Please copy each line of the listing below precisely, excluding the images.
[Opening Data section section]
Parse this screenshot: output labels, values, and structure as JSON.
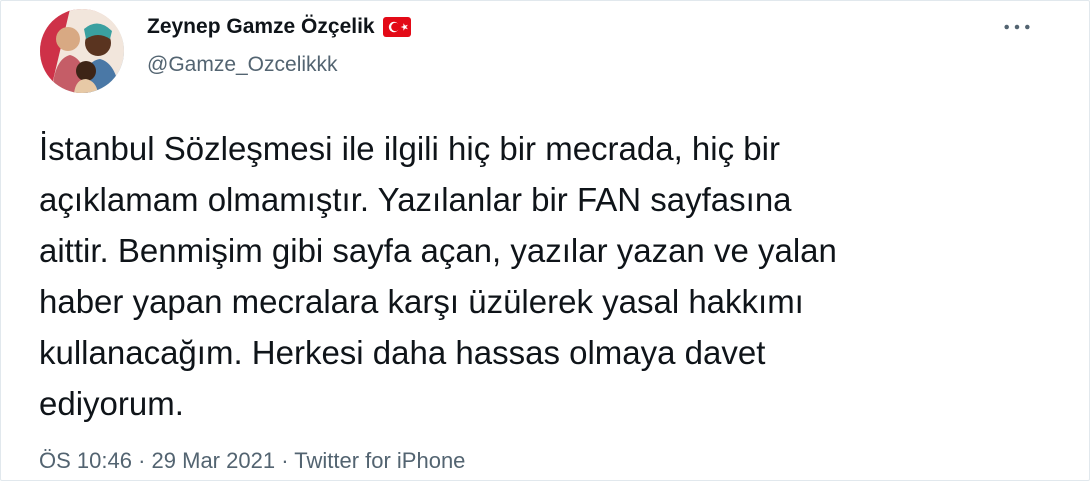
{
  "tweet": {
    "author": {
      "display_name": "Zeynep Gamze Özçelik",
      "handle": "@Gamze_Ozcelikkk",
      "flag_icon": "turkey-flag-icon"
    },
    "text": "İstanbul Sözleşmesi ile ilgili hiç bir mecrada, hiç bir\naçıklamam olmamıştır. Yazılanlar bir FAN sayfasına\naittir. Benmişim gibi sayfa açan, yazılar yazan ve yalan\nhaber yapan mecralara karşı üzülerek yasal hakkımı\nkullanacağım. Herkesi daha hassas olmaya davet\nediyorum.",
    "time": "ÖS 10:46",
    "date": "29 Mar 2021",
    "source": "Twitter for iPhone",
    "separator": "·"
  },
  "icons": {
    "more": "more-options-icon"
  },
  "colors": {
    "text": "#0f1419",
    "secondary": "#536471",
    "flag_red": "#e30a17",
    "border": "#e1e8ed"
  }
}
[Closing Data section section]
* Exercise output:
Parse this screenshot: output labels, values, and structure as JSON.
{
  "tweet": {
    "author": {
      "display_name": "Zeynep Gamze Özçelik",
      "handle": "@Gamze_Ozcelikkk",
      "flag_icon": "turkey-flag-icon"
    },
    "text": "İstanbul Sözleşmesi ile ilgili hiç bir mecrada, hiç bir\naçıklamam olmamıştır. Yazılanlar bir FAN sayfasına\naittir. Benmişim gibi sayfa açan, yazılar yazan ve yalan\nhaber yapan mecralara karşı üzülerek yasal hakkımı\nkullanacağım. Herkesi daha hassas olmaya davet\nediyorum.",
    "time": "ÖS 10:46",
    "date": "29 Mar 2021",
    "source": "Twitter for iPhone",
    "separator": "·"
  },
  "icons": {
    "more": "more-options-icon"
  },
  "colors": {
    "text": "#0f1419",
    "secondary": "#536471",
    "flag_red": "#e30a17",
    "border": "#e1e8ed"
  }
}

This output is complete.